Continuing in Dylanesque vein, Brisbane Australia’s Full Power Happy Hour give us a fresh dose of melodious folky-country guitar noodling on “Old Mind of Mind.” The song is the opening cut on their self-titled debut long-player and it combines keen guitar work with an inspired vocal. Heading back to the UK 65MPH anchor their sound with a striking mix of acoustic and electric guitars and tunes that mine a new neo-folk rock sound that I associate with acts like The Fronteers. “Cruel World” is just one of a host of peppy, winning singles the band has put out over the past few months. Rounding things out on this singles extravaganza, a deep cut from the latest album by Toronto band Harkness. The songs on The Occasion run a gamut of styles, featuring unusual instrumental choices and some complicated vocal arrangements. Personally I’m taken with “Tornado” and its solid mid-1980s Brit band mix of moody guitars and vocals.
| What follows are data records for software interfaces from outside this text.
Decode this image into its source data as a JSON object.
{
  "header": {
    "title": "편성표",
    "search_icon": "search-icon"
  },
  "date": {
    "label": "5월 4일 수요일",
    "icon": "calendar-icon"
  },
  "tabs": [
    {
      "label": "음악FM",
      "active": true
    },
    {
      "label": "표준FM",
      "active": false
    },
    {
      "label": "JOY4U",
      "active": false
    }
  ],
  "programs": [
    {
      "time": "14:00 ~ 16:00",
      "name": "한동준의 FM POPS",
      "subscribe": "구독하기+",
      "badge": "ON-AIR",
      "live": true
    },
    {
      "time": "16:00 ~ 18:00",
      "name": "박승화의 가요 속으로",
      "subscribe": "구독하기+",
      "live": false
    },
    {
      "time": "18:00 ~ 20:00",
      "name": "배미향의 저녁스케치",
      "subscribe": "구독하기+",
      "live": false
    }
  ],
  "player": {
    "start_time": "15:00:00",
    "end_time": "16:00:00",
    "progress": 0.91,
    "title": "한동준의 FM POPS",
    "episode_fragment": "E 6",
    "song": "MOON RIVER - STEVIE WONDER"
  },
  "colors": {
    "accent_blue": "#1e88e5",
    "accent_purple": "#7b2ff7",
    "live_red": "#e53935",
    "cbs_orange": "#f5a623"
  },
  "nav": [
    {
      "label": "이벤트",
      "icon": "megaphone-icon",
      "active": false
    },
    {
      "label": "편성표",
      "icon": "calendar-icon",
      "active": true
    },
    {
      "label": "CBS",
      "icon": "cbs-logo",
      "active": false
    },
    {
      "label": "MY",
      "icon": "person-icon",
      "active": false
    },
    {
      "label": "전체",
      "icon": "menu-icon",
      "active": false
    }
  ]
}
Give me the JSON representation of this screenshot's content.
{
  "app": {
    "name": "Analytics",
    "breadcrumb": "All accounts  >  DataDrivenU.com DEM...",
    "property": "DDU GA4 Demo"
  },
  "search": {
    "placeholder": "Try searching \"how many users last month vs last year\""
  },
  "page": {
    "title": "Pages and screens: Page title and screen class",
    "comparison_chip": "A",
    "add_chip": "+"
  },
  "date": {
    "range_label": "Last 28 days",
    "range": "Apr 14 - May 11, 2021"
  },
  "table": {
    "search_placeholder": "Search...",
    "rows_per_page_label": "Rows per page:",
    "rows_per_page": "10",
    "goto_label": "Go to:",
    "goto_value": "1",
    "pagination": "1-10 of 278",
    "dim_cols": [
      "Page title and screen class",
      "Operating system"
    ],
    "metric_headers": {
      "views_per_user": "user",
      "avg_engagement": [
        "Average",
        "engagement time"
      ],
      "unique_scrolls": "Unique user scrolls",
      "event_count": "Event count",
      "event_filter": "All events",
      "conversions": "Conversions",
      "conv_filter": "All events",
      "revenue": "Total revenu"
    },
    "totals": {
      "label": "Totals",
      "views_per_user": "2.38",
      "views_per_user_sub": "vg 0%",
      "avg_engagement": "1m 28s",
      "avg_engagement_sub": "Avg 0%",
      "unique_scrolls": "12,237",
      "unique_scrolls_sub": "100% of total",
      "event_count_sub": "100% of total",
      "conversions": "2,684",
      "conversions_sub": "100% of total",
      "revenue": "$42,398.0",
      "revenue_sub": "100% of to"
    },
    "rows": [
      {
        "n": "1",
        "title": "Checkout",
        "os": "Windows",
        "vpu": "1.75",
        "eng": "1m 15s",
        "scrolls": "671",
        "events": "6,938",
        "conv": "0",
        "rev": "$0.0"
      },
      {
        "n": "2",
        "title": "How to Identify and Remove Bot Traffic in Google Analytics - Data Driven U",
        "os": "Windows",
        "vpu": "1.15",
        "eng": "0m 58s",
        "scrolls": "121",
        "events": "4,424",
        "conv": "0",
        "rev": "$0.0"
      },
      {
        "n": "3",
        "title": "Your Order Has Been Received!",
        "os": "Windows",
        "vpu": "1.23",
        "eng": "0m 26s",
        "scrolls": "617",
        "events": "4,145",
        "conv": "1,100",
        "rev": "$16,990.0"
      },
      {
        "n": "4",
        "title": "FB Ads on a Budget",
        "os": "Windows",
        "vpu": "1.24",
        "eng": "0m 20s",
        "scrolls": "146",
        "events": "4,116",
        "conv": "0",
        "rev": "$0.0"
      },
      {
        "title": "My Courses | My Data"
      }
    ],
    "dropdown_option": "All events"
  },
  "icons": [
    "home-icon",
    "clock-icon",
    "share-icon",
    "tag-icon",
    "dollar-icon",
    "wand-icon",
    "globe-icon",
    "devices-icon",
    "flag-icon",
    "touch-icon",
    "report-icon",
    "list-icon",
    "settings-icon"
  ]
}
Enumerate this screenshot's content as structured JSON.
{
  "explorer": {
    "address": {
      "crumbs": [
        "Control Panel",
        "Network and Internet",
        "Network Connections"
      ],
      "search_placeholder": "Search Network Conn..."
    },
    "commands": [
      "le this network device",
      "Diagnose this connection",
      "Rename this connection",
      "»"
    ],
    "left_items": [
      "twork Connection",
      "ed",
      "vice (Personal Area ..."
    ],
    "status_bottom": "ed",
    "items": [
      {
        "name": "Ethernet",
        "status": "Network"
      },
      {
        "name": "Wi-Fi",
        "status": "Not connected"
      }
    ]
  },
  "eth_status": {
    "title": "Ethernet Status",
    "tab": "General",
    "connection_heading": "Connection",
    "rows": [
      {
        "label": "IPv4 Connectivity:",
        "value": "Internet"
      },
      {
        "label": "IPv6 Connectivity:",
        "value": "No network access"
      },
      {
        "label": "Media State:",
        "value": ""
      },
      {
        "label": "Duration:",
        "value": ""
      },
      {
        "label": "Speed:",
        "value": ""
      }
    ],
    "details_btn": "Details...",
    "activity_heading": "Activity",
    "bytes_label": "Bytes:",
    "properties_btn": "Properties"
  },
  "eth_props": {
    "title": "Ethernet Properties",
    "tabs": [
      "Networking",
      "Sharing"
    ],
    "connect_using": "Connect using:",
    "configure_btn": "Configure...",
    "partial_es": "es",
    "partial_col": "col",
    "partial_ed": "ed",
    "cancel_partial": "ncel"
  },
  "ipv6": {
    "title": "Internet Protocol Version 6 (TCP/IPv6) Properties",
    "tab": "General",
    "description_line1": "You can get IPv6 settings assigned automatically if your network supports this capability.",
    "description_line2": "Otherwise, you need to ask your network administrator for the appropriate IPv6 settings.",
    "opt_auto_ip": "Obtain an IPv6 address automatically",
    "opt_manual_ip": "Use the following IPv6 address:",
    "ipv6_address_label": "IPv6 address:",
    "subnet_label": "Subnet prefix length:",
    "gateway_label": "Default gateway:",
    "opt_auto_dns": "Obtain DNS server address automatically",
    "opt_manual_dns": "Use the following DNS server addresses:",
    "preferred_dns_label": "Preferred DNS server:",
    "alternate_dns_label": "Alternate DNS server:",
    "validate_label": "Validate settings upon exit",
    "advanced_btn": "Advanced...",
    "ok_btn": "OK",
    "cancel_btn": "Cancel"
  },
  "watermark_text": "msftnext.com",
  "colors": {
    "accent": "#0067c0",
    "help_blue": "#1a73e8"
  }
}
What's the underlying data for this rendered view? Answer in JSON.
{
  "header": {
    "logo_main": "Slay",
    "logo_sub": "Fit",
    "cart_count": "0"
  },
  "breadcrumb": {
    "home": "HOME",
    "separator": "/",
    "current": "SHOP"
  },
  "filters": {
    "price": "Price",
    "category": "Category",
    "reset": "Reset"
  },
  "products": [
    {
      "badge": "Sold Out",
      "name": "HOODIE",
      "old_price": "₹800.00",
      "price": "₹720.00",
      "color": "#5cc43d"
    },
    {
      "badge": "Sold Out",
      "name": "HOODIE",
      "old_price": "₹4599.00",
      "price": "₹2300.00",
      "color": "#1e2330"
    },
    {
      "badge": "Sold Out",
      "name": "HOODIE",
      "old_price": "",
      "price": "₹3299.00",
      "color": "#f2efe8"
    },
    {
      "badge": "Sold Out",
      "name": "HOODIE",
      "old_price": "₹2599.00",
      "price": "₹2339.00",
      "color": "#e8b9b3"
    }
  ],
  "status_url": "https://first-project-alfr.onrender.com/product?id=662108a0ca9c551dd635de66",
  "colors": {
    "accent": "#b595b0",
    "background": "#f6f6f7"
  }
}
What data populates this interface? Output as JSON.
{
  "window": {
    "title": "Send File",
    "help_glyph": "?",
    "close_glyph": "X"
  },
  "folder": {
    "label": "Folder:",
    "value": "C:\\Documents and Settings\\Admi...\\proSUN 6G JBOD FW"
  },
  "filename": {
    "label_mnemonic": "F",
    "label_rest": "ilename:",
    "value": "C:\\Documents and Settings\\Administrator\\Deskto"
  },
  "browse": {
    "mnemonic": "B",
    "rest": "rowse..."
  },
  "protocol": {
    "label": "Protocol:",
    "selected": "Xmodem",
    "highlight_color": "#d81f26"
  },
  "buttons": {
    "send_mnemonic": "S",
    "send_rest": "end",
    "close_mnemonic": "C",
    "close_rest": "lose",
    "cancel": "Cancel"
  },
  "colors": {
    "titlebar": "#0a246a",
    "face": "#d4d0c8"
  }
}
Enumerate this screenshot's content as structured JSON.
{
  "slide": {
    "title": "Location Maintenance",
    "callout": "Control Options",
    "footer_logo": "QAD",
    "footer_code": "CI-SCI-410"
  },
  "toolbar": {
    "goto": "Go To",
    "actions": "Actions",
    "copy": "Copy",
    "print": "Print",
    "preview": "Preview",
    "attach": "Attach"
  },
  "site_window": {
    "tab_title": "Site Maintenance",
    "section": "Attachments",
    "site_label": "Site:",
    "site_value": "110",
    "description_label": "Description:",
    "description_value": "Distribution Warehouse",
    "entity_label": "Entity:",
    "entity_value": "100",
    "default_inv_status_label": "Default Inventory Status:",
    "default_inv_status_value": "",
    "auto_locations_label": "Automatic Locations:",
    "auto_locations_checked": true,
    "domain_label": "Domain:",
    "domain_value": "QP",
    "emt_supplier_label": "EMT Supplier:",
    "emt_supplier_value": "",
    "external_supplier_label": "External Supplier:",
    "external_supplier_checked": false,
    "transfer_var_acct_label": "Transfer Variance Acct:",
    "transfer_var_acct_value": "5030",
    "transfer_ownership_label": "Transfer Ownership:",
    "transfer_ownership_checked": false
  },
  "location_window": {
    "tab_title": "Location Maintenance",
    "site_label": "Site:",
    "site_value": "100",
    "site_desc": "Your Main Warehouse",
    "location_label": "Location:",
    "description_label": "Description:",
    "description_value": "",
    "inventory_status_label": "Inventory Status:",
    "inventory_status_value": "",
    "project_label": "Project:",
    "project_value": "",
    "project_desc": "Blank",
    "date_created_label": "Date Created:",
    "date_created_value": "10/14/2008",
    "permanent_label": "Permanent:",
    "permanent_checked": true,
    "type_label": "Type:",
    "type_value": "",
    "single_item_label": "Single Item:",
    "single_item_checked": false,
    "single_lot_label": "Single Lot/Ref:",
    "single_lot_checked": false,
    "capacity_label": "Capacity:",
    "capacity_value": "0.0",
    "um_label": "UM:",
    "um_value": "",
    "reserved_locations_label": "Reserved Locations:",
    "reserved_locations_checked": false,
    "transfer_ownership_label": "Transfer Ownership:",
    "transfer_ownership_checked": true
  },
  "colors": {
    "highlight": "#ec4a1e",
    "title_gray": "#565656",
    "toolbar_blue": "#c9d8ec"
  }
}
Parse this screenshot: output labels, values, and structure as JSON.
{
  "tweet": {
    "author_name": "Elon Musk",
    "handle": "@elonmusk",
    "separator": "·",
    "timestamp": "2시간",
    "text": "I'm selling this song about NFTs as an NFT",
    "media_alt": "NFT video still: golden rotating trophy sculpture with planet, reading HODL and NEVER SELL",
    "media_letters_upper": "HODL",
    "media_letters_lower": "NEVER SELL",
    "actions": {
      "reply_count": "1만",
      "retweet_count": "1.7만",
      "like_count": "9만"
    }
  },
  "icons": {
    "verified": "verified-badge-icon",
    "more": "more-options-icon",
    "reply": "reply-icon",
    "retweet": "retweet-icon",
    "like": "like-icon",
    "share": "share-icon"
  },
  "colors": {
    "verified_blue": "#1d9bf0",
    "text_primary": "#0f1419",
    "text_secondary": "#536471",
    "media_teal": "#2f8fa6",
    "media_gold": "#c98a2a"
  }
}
Well, there it is, another colossal mix of singles, all mini musical manifestos from a wide array of acts. Think of them as ever so brief introductions to people with much more to say. Click the hyperlinks to continue the conversation.